What to do with the saffron you bought?
Keep saffron in an airtight container, in dark, cool and dry place. Do not keep it in the freezer, as the freezing temperature will reduce its aroma. Brew it before using it in cooking. Persians have different ways of brewing saffron. They grind the fragile stigmas in a small mortar, then mix it with hot water and put it in a warm place. Other people cold brew it. They put the ground saffron in a small bowl and put a piece of ice on it. As the ice melts, the astonishing dark orange color reveals. You can add some of this saturated aromatic liquid to a chicken or meat dish, or just like Iranians add it to some cooked rice to decorate the plate.
Try the saffron tea
Take two or three stigmas and a few rose petals, put them in a small pot or large mug of hot, not boiling water. Let it brew for about 10 minutes. Enjoy it with a little bit of honey.
Try saffron milk
Grind a few stigmas of saffron and one cardamom pod, add it to milk and boil the milk till the color and the aroma reaches its highest. Enjoy it with some sugar or honey.
Iranian Saffron is a type of spice obtained from the pistils of the Crocus sativus flower, which is grown in Iran. It is known for its bright red color, distinct aroma, and unique flavor, and is widely used in cooking, baking, and traditional medicine.
Iranian Saffron is considered one of the highest quality saffron varieties in the world due to its high concentration of crocin, a natural pigment that gives the spice its bright red color. It is also prized for its strong aroma and flavor compared to other saffron varieties.
Iranian Saffron is often used as a seasoning in rice dishes, stews, soups, and sauces to add flavor and color. It can also be used in desserts, such as ice cream, pudding, and cake, to give a distinct saffron flavor.
Yes, Iranian Saffron is considered one of the most expensive spices in the world due to its labor-intensive harvesting process and high demand. The price can vary depending on the quality, but it can cost up to hundreds of dollars for a few ounces.
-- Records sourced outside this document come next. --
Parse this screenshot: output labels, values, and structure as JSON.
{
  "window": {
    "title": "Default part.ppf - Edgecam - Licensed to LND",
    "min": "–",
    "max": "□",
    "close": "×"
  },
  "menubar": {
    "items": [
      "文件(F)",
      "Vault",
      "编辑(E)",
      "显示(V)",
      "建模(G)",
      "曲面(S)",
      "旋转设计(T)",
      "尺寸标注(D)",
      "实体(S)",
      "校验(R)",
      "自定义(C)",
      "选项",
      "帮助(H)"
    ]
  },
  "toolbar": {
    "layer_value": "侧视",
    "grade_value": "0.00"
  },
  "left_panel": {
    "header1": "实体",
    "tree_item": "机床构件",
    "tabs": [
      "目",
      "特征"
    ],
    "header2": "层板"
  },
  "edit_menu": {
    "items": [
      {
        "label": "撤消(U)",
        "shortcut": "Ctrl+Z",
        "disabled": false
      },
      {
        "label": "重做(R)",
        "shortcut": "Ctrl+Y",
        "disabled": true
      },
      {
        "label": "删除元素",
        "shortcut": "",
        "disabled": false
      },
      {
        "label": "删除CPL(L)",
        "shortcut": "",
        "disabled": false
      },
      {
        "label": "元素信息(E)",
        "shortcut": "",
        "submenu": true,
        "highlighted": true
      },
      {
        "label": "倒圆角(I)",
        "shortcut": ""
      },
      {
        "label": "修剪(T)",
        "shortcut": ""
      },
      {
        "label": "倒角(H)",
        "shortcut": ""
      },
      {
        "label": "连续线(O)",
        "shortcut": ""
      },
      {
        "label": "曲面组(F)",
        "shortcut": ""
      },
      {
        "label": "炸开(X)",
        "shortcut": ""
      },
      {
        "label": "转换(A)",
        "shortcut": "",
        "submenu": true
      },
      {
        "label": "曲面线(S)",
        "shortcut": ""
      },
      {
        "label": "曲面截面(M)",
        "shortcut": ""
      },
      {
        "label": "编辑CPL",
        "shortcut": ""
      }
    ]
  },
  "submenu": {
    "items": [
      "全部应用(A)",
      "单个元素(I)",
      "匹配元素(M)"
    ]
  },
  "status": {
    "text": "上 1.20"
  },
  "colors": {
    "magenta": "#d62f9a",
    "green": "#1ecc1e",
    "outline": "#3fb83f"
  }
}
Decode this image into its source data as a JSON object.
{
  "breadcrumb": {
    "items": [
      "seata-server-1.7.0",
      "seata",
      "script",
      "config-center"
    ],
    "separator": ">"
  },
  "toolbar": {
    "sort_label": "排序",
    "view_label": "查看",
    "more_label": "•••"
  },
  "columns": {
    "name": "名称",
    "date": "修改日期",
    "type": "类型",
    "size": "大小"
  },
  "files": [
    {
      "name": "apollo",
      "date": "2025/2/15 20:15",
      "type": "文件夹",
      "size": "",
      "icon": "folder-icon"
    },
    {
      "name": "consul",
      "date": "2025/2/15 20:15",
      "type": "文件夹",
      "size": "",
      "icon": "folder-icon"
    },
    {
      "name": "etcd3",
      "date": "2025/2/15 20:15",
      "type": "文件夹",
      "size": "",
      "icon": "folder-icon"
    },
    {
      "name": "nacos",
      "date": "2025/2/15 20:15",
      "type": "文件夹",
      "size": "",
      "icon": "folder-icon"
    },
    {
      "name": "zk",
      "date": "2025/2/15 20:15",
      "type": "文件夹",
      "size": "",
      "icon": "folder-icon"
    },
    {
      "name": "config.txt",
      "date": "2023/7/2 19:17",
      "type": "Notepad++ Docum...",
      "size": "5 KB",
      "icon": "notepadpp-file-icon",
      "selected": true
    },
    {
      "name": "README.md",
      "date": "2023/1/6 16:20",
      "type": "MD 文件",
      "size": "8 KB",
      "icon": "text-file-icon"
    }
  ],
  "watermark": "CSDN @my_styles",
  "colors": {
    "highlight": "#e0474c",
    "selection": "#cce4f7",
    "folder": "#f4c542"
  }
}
Iranian Saffron is believed to have several health benefits, including anti-inflammatory properties, mood-enhancing effects, and potential anti-cancer properties. It is also used in traditional medicine to treat various ailments, such as depression, anxiety, and digestive issues.
Iranian Saffron should be stored in an airtight container and kept in a cool, dark place away from direct sunlight. It should also be protected from moisture and heat to preserve its flavor and aroma.
Iranian Saffron is harvested by hand, as the pistils of the Crocus sativus flower must be carefully removed from the flower using tweezers. It is a labor-intensive process that requires thousands of flowers to be harvested for a small amount of saffron.
Video: Discovering the World of Iranian Saffron
Iranian Saffron is classified into different grades based on criteria such as color, aroma, and moisture content. The top grade is known as “sargol,” which consists of the bright red stigmas with no yellow or white parts. The lower grades include “pushal,” which includes parts of the yellow style, and “bunch,” which includes the entire pistil with the red stigma and yellow style.
Iranian Saffron is mostly harvested by hand, which can be a sustainable practice if done responsibly. However, overharvesting or improper agriculture practices can lead to soil degradation and endanger the sustainability of the crop. Efforts are being made to promote sustainable saffron farming practices in Iran.
Iranian Saffron has a long history of use in traditional medicine and folk remedies. It has been used for its mood-enhancing effects, as an aphrodisiac, and to treat various ailments such as digestive disorders, menstrual cramps, and insomnia. It has also been used as a dye for fabrics and cultural ceremonies.